* [PROBLEM TO SOLVE]: Starting at the line that contains "Read all visible content and emit it as JSON.", quote each line exactly through the last line of the entries, both included.

== Segment start ==

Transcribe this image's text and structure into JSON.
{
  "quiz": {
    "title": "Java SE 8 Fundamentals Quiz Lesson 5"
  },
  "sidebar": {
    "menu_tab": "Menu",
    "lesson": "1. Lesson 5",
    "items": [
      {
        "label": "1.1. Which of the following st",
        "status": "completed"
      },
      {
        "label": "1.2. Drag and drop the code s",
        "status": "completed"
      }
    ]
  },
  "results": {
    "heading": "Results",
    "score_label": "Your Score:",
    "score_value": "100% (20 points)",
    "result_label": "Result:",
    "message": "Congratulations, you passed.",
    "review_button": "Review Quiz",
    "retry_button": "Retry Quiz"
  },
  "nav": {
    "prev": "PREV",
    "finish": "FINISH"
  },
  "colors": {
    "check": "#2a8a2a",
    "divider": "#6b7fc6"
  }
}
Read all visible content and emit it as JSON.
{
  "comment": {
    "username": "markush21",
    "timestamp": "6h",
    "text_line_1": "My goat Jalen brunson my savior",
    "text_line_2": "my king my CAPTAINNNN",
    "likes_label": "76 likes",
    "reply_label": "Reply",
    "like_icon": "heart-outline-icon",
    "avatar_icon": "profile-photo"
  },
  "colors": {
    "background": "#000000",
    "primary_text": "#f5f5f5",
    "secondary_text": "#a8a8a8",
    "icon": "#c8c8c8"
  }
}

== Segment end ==

* [SOLUTION TO THIS EXERCISE]:
Read all visible content and emit it as JSON.
{
  "comment": {
    "username": "markush21",
    "timestamp": "6h",
    "text_line_1": "My goat Jalen brunson my savior",
    "text_line_2": "my king my CAPTAINNNN",
    "likes_label": "76 likes",
    "reply_label": "Reply",
    "like_icon": "heart-outline-icon",
    "avatar_icon": "profile-photo"
  },
  "colors": {
    "background": "#000000",
    "primary_text": "#f5f5f5",
    "secondary_text": "#a8a8a8",
    "icon": "#c8c8c8"
  }
}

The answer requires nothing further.